Dayle Green describes the initiatives put in place by a Nottinghamshire Gallery to provide creative experiences for all children
After more than a year where many children have missed out on creative and learning experiences, summer holiday activities will play an important part in tackling that disruption.
Schooling has been a bit of a roller coaster since the spring of 2020, with anecdotal evidence showing that many have not only missed out on learning opportunities but lost out on being with others.
The addition of summer schools and holiday activities for children this year will go some way to helping make up for lost time, filling educational gaps and boosting wellbeing. For those with children who often face barriers to inclusion due to their special educational needs, there is also the possibility they may have similar challenges accessing school holiday programmes.
However, it needn’t be difficult. There are a number of new schemes this year where parents can book days of activities, giving children the opportunity to try out new things.

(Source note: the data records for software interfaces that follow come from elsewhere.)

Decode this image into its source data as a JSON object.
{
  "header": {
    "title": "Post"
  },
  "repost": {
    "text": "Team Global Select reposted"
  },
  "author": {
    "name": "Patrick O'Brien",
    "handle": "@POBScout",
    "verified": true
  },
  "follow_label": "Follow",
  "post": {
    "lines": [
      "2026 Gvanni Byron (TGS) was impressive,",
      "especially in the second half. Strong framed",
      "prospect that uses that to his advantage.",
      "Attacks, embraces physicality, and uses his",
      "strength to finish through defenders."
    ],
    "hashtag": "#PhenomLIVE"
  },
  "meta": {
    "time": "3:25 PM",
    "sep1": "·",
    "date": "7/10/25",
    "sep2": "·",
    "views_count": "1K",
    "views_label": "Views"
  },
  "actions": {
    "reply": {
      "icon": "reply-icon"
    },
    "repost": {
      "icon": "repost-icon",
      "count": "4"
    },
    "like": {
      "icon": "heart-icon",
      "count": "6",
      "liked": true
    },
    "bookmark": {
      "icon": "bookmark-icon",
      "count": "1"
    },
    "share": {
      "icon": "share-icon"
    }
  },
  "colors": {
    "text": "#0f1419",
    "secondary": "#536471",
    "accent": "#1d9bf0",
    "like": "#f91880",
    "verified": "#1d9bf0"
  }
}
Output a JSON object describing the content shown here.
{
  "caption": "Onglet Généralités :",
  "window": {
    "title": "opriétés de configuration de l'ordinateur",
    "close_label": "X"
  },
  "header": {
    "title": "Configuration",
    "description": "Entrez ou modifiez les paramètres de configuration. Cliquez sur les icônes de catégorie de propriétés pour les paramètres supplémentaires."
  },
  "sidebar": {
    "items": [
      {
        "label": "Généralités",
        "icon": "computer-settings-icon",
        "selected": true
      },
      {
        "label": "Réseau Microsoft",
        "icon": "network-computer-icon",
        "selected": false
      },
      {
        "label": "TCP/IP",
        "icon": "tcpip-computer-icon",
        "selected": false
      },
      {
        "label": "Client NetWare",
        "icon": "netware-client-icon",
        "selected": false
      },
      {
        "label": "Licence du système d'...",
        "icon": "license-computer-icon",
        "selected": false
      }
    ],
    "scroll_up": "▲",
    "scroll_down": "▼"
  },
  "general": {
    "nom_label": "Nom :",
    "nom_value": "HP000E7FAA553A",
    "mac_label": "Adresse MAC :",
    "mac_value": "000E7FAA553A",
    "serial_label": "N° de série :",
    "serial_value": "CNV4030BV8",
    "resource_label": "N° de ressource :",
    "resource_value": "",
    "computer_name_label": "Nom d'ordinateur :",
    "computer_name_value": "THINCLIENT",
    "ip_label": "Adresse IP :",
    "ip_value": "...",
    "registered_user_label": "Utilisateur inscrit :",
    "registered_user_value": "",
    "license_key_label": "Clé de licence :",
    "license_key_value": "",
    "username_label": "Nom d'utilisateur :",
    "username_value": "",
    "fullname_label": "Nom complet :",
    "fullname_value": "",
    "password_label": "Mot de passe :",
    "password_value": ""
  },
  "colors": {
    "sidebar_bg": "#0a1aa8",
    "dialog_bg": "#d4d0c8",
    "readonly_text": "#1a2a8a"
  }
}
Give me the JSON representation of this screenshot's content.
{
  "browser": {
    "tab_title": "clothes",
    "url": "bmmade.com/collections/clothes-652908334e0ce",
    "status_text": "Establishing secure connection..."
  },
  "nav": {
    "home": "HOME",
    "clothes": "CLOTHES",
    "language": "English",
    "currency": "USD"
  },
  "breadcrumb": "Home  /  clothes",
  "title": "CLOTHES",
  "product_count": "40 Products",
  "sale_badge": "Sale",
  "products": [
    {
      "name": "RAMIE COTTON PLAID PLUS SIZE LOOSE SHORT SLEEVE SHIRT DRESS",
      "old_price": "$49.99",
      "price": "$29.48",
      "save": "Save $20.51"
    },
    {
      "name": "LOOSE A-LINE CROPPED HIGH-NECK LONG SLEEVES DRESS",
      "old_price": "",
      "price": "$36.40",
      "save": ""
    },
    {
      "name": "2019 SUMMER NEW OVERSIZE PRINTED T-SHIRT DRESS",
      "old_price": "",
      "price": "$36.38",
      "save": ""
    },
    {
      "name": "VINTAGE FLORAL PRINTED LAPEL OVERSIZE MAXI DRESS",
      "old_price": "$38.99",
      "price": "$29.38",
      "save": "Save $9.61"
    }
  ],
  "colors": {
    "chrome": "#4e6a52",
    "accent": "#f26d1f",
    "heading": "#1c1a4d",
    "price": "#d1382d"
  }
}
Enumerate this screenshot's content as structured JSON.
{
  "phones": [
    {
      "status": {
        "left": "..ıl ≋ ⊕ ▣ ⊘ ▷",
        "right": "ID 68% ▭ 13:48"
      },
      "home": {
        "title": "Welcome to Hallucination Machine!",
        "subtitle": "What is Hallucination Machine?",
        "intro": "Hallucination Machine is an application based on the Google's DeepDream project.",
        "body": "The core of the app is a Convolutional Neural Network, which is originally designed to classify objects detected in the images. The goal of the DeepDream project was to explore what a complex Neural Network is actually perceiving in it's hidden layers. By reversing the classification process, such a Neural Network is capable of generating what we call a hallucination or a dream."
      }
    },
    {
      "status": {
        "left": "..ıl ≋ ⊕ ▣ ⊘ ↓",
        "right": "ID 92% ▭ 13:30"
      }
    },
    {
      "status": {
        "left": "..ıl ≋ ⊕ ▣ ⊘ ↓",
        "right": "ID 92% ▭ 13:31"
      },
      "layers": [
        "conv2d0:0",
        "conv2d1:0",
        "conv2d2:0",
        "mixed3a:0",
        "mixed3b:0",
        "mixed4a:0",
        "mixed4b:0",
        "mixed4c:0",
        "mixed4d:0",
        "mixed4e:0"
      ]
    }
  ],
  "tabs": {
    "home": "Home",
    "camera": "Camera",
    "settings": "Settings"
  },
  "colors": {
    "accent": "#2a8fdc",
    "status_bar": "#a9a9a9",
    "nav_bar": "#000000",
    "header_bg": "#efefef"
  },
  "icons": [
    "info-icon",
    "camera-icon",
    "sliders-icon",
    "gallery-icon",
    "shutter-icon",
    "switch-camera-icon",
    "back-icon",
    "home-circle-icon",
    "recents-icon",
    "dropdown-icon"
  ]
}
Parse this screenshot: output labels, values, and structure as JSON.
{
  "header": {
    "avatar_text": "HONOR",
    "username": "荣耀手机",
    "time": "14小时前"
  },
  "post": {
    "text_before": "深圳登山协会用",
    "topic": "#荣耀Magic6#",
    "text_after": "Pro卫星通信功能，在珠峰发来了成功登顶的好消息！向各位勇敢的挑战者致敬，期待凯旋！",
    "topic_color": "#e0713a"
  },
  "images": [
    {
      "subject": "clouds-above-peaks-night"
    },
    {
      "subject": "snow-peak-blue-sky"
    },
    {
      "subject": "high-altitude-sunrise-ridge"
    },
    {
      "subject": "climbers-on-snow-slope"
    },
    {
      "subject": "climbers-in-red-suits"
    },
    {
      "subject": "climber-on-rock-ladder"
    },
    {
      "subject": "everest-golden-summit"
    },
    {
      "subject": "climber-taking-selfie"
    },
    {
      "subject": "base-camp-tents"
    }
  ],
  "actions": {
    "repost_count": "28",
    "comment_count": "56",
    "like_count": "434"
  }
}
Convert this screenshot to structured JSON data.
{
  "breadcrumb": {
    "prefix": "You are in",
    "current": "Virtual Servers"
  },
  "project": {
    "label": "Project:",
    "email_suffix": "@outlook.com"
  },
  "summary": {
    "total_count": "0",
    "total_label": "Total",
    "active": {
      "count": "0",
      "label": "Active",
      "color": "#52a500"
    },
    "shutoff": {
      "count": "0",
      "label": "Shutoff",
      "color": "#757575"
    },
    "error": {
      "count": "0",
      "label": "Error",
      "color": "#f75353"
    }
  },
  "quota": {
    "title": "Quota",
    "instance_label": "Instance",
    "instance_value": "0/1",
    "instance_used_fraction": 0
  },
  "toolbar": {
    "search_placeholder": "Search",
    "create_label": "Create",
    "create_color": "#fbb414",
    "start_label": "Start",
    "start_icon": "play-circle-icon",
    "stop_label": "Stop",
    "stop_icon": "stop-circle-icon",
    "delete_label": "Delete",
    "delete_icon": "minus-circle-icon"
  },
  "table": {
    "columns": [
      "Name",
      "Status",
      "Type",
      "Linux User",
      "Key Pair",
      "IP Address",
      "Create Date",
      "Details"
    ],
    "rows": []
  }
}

Activities organised by the Learning Team at The Harley Gallery in Nottinghamshire, for example, aim to have a broader benefit for all children taking part, whatever their creative, learning or physical abilities.
Engagement with education relies on different approaches. The team believes that art makes life better. Art can give so much enjoyment, both in making and looking, and it also helps us to understand ourselves and others better.
Learning outside the classroom offers the chance to learn more, experience learning in a different setting and meet others. They offer experiences that will capture the imagination, with opportunities to get hands-on and learn practical making skills.
The workshops and activities at The Harley Gallery are tailored each time to meet the needs of those participants attending so that, whatever their age or ability, they will get something out of the programme.
Logistical barriers can be overcome to embrace creativity. The enriched programme is devised to give youngsters the opportunity to learn new creative skills, whilst meeting others and having fun. It is about helping children who missed out on meaningful experiences over the past year, and helping them have fun exploring different ways to get creative.
With ages ranging from 4 through to 12 years, each child has different levels of needs and work at different learning speeds. That doesn’t matter. They don’t even need to complete all the challenges set. All have the opportunity to be creative in some form and learn something new.
“After a year where we have been unable to host activities like this, we are excited to be able to welcome youngsters back over the summer,” says Ruth Waller, who will be leading the Summer School at the gallery.
“We love inspiring young minds to be creative and, over the past year, many have missed out on meaningful experiences. The activities promise to be fun and inspiring as well as educational.”
The nature of the sessions is that they don’t have a set format and are tailored to whoever attends. It’s about breaking down barriers so that all children can learn something new, experience a new environment and meet new people.
Led by The Harley Gallery educational team, the programme includes the chance to create huge pieces of art, soft textile sculptures and tie-dyed shirts. There will also be a nature themed day where youngsters can create art out of natural materials collected within the country estate of Welbeck, where the gallery is based. Other activities include creating a giant marble run and a crazy golf course.
While some participants may face barriers outside of the gallery, as the activities are tailored to each child, the children learn at their own pace. There are age differences as well as creative and learning abilities. What is important is that everyone has a go at learning new things and visiting places that they may not have normally.